However, we endorse the agency’s flexible examination schedule, which CUNA has encouraged for some time. This examination schedule will have notable benefits for federal credit unions as well as the agency. Robust credit unions will, in general, be examined on an eighteen-month cycle, rather than on an annual basis. By extending the examination schedule for healthy federal credit unions, NCUA will be able to focus resources on problem areas and should be able to achieve reductions in the agency’s budget. This, in turn, should result in a lower operating fee for federal credit unions. Also, because the quarterly call reports will provide examiners with more timely information on all federally insured credit unions, NCUA expects that the ability of examiners to detect emerging problems will be enhanced.

NCUA’s proposal links quarterly call reporting and the agency’s ability to obtain more information on a consistent basis from all federally insured credit unions to its objective of focusing more thoroughly on risk and thus, utilizing an elongated examination schedule for healthy federal credit unions. CUNA supports the proposal as a means to achieve these ends.

Based on comments we received from credit unions and leagues, we are concerned about the impact of the quarterly call report requirement on small credit unions. A number of them have expressed to us their apprehension about the additional burden they would shoulder if reporting requirements are expanded from two to four each year.

We do not think these concerns should be dismissed without full consideration of such concerns and options designed to facilitate compliance for both the agency and credit unions.

CUNA’s Small Credit Union Subcommittee, chaired by Donald Larsen, recommends that NCUA improve the reporting process by minimizing 5300 format changes and providing credit unions return reports on a more time-sensitive basis.

Other recommendations include developing a 5300 EZ for smaller credit unions, which would allow less complex institutions to complete and file a simplified form. NCUA could post the traditional 5300 call report on its website so credit unions could download it if they need to use the regular 5300 form.

Other options include facilitating credit unions’ ability to file electronically or to color-code the 5300 call report so credit unions are directed to review and complete the portion of the report that applies to their operations. Undoubtedly, there are several other approaches NCUA could take to ease the compliance burden for small credit unions concerning this proposal, and we urge the agency to explore these recommendations fully.

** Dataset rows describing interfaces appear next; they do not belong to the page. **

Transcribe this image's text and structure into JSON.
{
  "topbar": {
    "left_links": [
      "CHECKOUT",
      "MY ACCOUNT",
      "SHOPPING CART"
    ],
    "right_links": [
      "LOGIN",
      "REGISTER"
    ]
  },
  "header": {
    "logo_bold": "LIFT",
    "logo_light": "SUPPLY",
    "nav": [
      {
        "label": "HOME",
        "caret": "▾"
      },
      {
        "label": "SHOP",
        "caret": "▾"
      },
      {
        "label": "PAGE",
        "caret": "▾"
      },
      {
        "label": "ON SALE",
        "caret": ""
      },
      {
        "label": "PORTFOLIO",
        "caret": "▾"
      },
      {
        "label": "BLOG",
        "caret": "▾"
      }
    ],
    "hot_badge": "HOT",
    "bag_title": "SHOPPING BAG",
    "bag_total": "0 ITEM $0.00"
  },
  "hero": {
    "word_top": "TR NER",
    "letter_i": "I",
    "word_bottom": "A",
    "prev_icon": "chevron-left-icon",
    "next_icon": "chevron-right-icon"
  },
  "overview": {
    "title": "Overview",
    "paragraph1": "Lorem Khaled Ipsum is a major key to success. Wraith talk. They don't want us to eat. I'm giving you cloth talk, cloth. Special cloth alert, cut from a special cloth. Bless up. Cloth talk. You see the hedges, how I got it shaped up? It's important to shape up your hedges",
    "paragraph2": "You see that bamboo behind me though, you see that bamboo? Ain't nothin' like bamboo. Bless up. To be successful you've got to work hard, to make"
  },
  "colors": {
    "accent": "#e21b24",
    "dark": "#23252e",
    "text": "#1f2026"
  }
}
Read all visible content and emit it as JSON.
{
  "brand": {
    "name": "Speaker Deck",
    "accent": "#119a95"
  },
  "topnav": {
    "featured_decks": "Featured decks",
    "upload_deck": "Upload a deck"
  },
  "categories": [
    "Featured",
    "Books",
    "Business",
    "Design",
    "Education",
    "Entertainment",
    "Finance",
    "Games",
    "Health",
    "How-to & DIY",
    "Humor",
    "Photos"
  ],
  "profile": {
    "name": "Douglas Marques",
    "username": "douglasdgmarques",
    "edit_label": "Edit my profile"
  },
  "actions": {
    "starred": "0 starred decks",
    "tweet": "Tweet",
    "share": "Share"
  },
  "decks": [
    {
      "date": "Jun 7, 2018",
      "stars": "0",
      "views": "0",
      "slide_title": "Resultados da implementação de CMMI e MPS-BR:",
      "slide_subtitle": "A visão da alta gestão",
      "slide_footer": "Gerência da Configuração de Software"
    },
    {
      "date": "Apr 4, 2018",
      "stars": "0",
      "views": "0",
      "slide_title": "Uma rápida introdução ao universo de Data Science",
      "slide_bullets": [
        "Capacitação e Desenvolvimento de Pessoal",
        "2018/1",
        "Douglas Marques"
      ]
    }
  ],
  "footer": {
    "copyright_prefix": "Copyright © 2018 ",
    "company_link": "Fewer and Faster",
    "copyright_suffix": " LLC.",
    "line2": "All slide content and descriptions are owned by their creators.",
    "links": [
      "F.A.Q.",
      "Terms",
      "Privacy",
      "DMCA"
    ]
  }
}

In a matter closely related to this proposal, CUNA strongly supports flexible examination schedules for well-managed state credit unions. CUNA President and CEO Dan Mica has written to NASCUS Chairman James Forney to urge the state regulators to work with credit union leagues to ensure healthy state credit unions have flexible examination schedules available to them, even if state regulatory or statutory changes are necessary to bring this about.

Thank you for the opportunity to comment on this proposal, which if adopted, will have notable ramifications for NCUA and credit unions. Please feel free to contact me if you have any questions about our comments.

Sincerely,

Mary Mitchell Dunn
CUNA Associate General Counsel